**WHAT YOU WILL DO**:
Across the records that follow, how many lines contain the string "Cassetto"? Answer with the number only.

**DATA**:
+ + +
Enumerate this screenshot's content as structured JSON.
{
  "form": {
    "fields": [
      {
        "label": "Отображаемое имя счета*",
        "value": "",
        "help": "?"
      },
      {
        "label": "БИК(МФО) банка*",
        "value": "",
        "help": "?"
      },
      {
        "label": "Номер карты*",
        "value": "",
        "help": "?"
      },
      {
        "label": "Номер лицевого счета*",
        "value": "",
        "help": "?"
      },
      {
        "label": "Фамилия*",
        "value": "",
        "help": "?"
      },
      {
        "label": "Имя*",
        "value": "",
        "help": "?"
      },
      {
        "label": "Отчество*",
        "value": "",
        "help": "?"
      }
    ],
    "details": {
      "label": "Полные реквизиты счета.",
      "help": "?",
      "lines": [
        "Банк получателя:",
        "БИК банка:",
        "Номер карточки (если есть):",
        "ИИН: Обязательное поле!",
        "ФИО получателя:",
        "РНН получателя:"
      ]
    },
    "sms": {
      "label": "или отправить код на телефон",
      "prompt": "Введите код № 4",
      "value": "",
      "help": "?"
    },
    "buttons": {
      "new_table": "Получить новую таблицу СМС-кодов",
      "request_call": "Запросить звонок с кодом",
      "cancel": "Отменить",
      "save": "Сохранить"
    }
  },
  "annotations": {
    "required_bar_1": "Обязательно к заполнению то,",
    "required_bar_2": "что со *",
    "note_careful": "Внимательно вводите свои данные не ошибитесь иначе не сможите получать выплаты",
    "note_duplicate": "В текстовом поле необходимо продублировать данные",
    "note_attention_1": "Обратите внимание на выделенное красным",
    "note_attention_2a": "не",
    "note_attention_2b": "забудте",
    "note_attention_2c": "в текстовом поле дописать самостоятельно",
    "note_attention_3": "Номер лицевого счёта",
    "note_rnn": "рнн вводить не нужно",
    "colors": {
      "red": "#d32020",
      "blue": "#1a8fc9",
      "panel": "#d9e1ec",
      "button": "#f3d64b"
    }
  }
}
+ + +
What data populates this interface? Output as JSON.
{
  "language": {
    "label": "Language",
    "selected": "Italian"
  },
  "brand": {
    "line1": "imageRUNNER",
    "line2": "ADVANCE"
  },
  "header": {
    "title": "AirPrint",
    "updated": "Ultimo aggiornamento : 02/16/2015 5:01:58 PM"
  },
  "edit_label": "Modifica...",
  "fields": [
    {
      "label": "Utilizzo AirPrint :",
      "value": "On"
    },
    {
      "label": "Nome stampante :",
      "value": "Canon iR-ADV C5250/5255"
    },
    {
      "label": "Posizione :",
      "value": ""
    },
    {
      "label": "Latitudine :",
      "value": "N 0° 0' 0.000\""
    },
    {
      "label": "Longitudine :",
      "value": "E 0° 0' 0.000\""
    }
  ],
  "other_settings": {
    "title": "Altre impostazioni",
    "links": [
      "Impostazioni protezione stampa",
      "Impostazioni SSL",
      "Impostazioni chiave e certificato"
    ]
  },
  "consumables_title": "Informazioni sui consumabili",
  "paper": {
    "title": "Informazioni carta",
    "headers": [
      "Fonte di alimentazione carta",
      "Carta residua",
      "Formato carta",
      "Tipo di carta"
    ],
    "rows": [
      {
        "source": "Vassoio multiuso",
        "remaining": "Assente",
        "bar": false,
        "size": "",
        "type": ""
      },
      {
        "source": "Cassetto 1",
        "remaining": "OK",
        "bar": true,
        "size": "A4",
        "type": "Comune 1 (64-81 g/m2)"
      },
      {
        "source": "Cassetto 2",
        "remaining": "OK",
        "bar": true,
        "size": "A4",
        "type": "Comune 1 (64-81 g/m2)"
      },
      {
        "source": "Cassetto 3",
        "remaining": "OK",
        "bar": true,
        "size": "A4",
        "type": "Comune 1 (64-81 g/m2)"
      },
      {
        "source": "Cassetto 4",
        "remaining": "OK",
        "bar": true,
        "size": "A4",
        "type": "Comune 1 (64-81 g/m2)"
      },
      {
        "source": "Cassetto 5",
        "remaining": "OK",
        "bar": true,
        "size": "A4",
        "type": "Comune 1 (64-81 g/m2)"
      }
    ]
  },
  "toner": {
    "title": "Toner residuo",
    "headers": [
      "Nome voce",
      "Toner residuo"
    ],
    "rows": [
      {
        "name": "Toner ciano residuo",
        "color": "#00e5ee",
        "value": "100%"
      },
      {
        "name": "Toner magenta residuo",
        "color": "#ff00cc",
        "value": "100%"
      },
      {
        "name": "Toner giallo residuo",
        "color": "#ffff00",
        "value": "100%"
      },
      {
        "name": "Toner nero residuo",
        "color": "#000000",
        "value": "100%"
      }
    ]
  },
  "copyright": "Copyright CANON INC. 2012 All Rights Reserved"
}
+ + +
**RESULT OF THIS EXERCISE**:
5